WORK REQUEST>
Tell me how many lines in the data below hold the string "mnemonic", and say nothing else.

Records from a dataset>

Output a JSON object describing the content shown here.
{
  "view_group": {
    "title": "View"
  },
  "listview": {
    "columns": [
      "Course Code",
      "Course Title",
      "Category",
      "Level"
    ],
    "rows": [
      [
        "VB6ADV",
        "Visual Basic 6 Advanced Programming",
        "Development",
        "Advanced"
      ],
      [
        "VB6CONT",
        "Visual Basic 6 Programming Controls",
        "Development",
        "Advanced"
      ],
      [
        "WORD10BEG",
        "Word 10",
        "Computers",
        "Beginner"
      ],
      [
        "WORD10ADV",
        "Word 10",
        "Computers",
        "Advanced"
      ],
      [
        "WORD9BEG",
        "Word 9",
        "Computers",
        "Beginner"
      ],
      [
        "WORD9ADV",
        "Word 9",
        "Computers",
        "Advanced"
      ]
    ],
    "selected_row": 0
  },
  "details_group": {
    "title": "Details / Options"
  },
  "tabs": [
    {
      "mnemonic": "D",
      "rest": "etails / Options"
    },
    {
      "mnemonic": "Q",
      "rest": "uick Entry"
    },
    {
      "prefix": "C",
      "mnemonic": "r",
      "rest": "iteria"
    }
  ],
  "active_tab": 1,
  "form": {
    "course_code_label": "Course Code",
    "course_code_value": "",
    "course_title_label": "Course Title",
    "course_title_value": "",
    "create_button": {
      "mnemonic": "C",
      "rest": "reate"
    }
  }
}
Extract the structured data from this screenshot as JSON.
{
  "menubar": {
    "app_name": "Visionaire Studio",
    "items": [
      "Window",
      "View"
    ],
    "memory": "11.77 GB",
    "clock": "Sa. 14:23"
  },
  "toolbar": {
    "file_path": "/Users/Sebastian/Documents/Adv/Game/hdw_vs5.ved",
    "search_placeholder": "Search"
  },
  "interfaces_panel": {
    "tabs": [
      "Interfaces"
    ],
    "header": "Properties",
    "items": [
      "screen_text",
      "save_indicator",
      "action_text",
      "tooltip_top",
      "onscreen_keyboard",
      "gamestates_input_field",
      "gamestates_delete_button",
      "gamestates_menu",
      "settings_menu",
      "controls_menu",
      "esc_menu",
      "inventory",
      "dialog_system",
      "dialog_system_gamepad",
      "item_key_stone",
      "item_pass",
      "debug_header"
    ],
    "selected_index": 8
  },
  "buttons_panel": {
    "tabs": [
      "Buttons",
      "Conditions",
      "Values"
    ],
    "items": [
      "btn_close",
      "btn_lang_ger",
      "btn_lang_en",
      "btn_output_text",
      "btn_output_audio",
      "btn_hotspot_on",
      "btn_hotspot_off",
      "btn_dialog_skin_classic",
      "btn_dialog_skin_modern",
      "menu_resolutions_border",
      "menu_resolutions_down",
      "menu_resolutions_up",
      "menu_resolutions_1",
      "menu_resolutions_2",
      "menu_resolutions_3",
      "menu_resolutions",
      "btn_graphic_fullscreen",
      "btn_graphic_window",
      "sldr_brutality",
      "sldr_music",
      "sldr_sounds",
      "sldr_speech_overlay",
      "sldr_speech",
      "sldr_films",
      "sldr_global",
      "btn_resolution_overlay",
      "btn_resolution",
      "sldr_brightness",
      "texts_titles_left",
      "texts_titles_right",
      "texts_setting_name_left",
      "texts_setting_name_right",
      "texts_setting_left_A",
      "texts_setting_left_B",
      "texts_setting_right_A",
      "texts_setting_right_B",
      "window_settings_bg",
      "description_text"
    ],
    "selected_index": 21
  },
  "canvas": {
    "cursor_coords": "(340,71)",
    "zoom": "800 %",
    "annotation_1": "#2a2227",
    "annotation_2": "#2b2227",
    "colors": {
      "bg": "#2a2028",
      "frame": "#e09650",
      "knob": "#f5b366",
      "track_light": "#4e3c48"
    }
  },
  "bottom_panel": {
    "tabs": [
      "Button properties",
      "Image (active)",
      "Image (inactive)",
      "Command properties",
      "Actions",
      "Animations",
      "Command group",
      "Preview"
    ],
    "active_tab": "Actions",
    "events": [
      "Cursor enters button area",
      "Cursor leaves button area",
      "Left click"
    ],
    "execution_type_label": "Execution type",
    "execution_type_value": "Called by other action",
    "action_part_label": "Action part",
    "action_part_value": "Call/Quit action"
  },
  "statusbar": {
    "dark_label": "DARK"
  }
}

TASK ANSWER>
4